[Extracted data entries]

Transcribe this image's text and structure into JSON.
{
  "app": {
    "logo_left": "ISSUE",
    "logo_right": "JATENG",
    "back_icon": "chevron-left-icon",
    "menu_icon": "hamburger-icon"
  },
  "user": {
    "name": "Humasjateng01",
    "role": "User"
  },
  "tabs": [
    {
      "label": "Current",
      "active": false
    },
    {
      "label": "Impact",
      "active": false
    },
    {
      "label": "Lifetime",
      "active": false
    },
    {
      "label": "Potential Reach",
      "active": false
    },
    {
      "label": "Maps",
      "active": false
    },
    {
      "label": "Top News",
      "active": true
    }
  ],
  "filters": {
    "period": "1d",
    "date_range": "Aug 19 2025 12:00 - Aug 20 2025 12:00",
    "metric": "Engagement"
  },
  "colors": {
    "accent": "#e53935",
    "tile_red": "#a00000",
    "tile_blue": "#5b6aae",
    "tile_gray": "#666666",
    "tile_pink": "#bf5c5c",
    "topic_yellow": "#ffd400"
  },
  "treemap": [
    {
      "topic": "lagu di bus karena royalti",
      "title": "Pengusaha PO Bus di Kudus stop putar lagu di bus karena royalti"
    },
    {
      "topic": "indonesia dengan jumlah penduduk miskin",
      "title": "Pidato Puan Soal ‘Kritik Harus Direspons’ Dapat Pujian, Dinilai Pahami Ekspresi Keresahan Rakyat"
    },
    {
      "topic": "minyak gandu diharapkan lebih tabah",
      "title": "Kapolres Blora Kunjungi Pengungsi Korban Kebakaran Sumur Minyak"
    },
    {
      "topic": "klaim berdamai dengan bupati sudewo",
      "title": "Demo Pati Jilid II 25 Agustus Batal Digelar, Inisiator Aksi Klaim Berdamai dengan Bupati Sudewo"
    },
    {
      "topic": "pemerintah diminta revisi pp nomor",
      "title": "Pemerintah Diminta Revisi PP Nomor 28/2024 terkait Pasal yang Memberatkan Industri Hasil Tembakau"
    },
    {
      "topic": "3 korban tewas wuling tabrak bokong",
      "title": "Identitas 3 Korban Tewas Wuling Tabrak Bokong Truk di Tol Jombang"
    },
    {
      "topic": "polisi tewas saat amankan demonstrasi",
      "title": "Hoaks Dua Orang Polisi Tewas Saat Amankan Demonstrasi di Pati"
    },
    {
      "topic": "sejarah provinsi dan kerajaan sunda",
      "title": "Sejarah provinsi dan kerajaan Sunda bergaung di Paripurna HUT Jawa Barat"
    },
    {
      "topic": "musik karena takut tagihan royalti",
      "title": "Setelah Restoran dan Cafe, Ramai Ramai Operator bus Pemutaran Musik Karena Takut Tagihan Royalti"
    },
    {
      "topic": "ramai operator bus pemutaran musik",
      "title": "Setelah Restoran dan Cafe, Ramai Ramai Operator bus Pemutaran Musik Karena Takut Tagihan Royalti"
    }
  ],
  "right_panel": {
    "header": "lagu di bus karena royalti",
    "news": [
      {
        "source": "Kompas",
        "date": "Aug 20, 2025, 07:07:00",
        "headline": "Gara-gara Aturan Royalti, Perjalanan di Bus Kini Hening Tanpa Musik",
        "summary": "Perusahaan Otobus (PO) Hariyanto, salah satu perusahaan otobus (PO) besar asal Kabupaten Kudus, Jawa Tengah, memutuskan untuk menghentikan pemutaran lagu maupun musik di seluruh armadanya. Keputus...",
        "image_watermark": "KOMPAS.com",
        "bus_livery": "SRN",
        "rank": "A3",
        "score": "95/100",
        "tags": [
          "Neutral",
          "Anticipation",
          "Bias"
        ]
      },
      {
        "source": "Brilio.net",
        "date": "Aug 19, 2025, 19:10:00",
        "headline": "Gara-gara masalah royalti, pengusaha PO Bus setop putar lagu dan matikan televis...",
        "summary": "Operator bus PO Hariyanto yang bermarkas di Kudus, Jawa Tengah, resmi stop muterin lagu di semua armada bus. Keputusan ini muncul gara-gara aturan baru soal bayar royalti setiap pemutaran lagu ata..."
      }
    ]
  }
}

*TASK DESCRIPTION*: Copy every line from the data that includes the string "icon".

*TASK ANSWER*:
    "back_icon": "chevron-left-icon",
    "menu_icon": "hamburger-icon"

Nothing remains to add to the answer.